She flashed her torch on the bomb as the Beatties turned in alarm. Auld Beattie, to give him credit, was quick off the mark.

“Ah’ll pump, you spray!” he shouted and made for the bucket and stirrup pump while Margaret, fearful, backed into the far corner. Dropping her torch into her greatcoat pocket, Janet grabbed the end of the hose, climbed on the bench and stretched up over the edge of the roof. Auld Beattie had begun to pump furiously. Luckily the bomb had lodged only a couple of yards away. With her left hand, she covered her mouth and nose with her scarf. With her right, she pointed the nozzle at the seat of the blaze just as Auld Beattie’s frenetic pumping produced the desired stream of water. Although she could breathe, her eyes were starting to sting from the fumes.

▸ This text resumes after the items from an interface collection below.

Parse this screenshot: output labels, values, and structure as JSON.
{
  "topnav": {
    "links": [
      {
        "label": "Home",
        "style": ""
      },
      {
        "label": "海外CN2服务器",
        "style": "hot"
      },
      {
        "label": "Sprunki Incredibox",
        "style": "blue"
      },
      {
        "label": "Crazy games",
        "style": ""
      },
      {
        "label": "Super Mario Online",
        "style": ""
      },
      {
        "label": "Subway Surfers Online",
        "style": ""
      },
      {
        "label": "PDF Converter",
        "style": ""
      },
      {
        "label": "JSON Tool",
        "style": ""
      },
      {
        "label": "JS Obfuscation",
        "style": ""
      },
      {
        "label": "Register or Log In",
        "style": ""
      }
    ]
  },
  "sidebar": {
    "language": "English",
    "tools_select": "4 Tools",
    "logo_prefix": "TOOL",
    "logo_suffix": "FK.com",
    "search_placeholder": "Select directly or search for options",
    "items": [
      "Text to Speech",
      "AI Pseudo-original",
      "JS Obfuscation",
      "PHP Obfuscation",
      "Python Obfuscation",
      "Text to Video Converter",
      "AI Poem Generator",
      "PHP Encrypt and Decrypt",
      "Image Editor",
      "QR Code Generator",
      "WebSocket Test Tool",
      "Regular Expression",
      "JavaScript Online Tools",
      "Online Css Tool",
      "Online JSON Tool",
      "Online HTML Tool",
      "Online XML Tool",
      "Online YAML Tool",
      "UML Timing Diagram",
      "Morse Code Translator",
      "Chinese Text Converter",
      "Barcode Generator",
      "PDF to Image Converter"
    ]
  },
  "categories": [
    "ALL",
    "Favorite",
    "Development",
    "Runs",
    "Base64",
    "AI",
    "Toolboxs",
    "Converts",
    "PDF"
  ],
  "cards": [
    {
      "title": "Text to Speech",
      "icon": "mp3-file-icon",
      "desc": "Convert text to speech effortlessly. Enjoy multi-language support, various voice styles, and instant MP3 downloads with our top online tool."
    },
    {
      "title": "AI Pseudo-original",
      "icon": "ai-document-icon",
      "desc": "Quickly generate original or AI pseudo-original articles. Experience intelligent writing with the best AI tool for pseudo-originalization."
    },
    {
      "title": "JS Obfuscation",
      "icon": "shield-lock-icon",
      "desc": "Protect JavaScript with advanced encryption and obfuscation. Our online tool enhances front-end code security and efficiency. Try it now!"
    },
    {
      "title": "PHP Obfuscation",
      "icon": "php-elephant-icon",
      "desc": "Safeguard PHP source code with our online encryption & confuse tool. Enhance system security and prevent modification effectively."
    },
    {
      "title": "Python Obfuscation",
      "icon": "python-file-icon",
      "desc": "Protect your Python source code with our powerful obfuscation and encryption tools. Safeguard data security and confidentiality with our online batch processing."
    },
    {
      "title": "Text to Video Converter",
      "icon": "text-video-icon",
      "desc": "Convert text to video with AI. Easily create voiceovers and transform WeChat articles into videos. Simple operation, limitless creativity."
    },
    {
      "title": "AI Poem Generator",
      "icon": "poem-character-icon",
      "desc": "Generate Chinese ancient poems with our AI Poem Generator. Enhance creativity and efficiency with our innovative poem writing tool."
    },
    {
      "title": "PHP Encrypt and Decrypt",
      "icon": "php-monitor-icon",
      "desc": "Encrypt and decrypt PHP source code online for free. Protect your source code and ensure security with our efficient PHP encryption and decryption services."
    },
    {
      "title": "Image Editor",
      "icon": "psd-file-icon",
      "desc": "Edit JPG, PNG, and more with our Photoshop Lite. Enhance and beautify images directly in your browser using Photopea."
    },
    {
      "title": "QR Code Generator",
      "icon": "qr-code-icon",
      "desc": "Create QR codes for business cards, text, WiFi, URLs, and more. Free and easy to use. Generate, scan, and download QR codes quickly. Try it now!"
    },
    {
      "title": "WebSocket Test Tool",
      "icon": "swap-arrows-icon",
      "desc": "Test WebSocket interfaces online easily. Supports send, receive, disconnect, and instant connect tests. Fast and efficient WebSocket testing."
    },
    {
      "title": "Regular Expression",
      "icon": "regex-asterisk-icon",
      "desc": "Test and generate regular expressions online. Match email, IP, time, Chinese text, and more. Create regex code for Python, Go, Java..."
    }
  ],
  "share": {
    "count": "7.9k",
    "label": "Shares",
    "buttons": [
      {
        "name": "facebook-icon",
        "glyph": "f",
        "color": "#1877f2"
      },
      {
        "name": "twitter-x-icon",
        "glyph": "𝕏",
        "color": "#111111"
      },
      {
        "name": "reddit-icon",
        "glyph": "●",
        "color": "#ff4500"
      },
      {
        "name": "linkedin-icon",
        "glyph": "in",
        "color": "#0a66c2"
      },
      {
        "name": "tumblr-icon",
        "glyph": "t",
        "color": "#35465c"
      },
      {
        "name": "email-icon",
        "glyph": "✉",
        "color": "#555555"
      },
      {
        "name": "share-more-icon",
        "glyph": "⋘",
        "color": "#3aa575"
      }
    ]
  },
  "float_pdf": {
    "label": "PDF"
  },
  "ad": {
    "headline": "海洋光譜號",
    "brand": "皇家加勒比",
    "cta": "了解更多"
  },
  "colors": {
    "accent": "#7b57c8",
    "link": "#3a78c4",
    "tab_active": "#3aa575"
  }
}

“Keep pumpin’!” Her voice was muffled by the scarf but Auld Beattie needed no telling on that score. Her wrist was starting to hurt but she kept the hose firmly pointed at the blaze. Surprisingly quickly there was a final flicker, a hiss and it was out. Janet lay there, half on the roof and half on the bench, staring at the steaming bomb casing and the charred roof tiles, now soaking wet. She half-turned and said over her shoulder, “Get the fire rake!” Auld Beattie was quick to oblige and between them they hooked the teeth of the rake around the bomb and pulled it down with a clatter off the tiles and onto the flat roof. They replenished the water in the bucket and soaked the whole area where the bomb had been, as well as the casing. As far as they could see, the fire had been confined to a small area of the roof. Janet flicked her torch on. The three of them stood staring down at the sleekit, blackened, alien thing that had insinuated itself so noiselessly yet so violently into their lives. What had they done to deserve such evil?

Image by Jack Melrose